[DATA SUPPLIED — start]

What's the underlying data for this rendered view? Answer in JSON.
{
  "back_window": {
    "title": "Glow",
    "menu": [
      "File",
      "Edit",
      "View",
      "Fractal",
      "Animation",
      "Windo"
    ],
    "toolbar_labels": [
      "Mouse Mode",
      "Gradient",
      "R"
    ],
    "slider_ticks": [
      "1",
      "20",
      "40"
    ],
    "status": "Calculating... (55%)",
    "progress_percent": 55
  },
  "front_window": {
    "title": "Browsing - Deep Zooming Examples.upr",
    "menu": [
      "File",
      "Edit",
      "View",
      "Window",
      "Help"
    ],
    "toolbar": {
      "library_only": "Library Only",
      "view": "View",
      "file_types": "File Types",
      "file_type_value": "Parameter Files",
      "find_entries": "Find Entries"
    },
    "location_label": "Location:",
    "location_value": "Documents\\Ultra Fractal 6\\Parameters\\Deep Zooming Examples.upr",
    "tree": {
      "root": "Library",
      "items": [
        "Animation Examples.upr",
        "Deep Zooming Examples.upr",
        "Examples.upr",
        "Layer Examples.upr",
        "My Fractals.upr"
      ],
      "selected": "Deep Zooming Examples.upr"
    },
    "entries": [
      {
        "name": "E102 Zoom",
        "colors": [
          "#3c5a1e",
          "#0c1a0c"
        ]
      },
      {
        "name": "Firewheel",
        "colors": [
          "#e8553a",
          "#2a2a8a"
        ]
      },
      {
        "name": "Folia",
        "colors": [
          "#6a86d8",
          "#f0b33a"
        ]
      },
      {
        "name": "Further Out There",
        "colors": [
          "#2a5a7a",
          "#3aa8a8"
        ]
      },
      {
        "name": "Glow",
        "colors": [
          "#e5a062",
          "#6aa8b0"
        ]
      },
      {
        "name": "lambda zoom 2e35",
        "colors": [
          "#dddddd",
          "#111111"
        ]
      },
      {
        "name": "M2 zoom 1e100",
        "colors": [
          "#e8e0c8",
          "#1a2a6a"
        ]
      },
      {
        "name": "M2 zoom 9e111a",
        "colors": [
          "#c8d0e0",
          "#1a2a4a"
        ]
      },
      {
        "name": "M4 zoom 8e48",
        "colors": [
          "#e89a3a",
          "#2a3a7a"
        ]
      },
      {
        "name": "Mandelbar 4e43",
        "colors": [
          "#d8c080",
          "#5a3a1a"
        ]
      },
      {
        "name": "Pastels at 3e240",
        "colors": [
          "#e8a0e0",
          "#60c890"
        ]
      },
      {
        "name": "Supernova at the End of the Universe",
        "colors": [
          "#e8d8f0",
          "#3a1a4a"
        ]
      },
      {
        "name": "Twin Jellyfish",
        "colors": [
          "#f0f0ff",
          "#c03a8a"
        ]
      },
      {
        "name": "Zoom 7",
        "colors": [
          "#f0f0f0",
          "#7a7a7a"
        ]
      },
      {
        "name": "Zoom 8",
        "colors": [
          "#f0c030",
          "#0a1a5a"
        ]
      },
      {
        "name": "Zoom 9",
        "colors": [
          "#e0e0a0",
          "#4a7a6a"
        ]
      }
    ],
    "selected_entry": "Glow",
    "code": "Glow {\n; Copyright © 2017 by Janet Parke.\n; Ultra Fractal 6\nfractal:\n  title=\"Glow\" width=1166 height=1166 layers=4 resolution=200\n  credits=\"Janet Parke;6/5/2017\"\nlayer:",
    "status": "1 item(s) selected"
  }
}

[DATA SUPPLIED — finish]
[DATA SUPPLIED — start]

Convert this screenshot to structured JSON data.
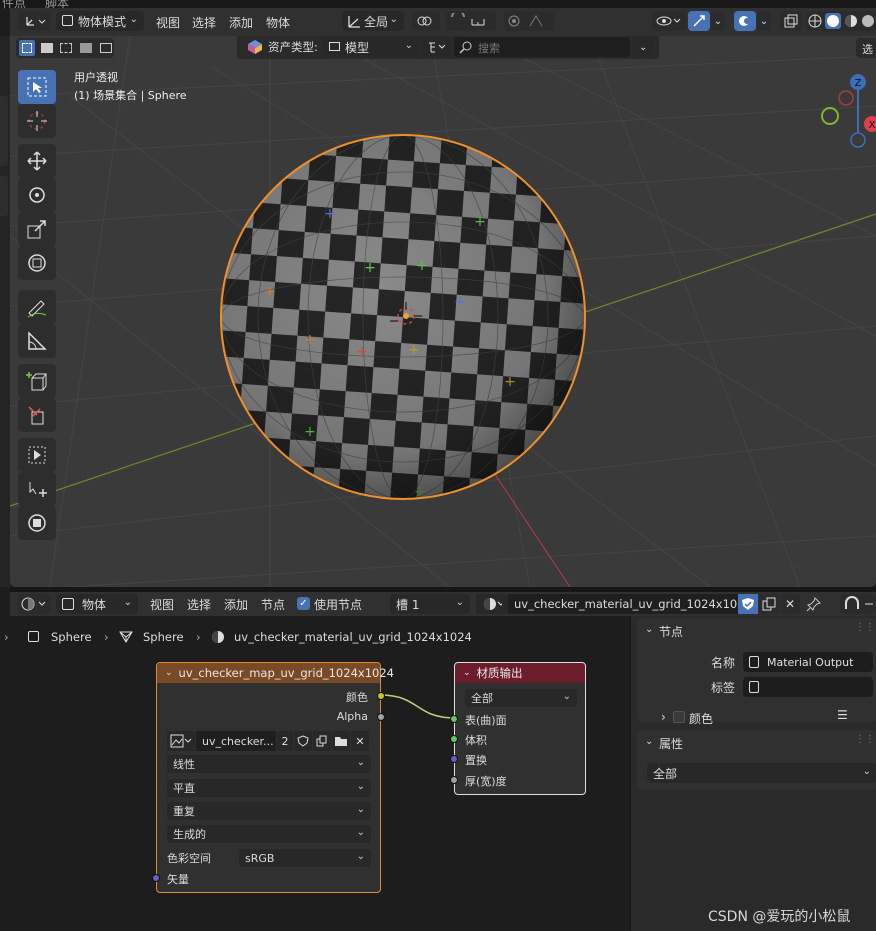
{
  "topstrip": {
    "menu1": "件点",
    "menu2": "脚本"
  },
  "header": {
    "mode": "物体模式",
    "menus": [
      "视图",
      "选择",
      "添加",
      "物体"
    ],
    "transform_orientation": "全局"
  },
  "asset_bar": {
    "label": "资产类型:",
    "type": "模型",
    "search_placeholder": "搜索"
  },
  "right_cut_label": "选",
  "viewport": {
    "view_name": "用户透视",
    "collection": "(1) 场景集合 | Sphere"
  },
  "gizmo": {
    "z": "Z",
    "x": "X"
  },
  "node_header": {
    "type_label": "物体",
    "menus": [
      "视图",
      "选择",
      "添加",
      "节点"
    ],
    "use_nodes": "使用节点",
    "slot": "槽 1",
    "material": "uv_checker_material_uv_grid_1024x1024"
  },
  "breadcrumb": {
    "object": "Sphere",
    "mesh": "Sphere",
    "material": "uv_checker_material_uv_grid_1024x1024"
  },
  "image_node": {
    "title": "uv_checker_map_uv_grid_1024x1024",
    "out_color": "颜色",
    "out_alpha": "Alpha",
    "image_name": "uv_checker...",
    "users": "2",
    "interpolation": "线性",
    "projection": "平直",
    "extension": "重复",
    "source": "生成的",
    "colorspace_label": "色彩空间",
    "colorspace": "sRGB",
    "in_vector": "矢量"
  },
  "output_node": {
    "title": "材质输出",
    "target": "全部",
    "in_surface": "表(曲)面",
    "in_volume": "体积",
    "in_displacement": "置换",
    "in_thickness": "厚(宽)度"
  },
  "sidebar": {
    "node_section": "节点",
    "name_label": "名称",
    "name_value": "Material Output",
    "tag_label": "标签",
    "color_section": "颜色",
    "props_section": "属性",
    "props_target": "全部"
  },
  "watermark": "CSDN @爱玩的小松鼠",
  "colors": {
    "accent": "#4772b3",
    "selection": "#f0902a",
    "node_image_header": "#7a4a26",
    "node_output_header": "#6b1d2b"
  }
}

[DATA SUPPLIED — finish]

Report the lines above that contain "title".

    "title": "Glow",
    "title": "Browsing - Deep Zooming Examples.upr",
    "code": "Glow {\n; Copyright © 2017 by Janet Parke.\n; Ultra Fractal 6\nfractal:\n  title=\"Glow\" width=1166 height=1166 layers=4 resolution=200\n  credits=\"Janet Parke;6/5/2017\"\nlayer:",
    "title": "uv_checker_map_uv_grid_1024x1024",
    "title": "材质输出",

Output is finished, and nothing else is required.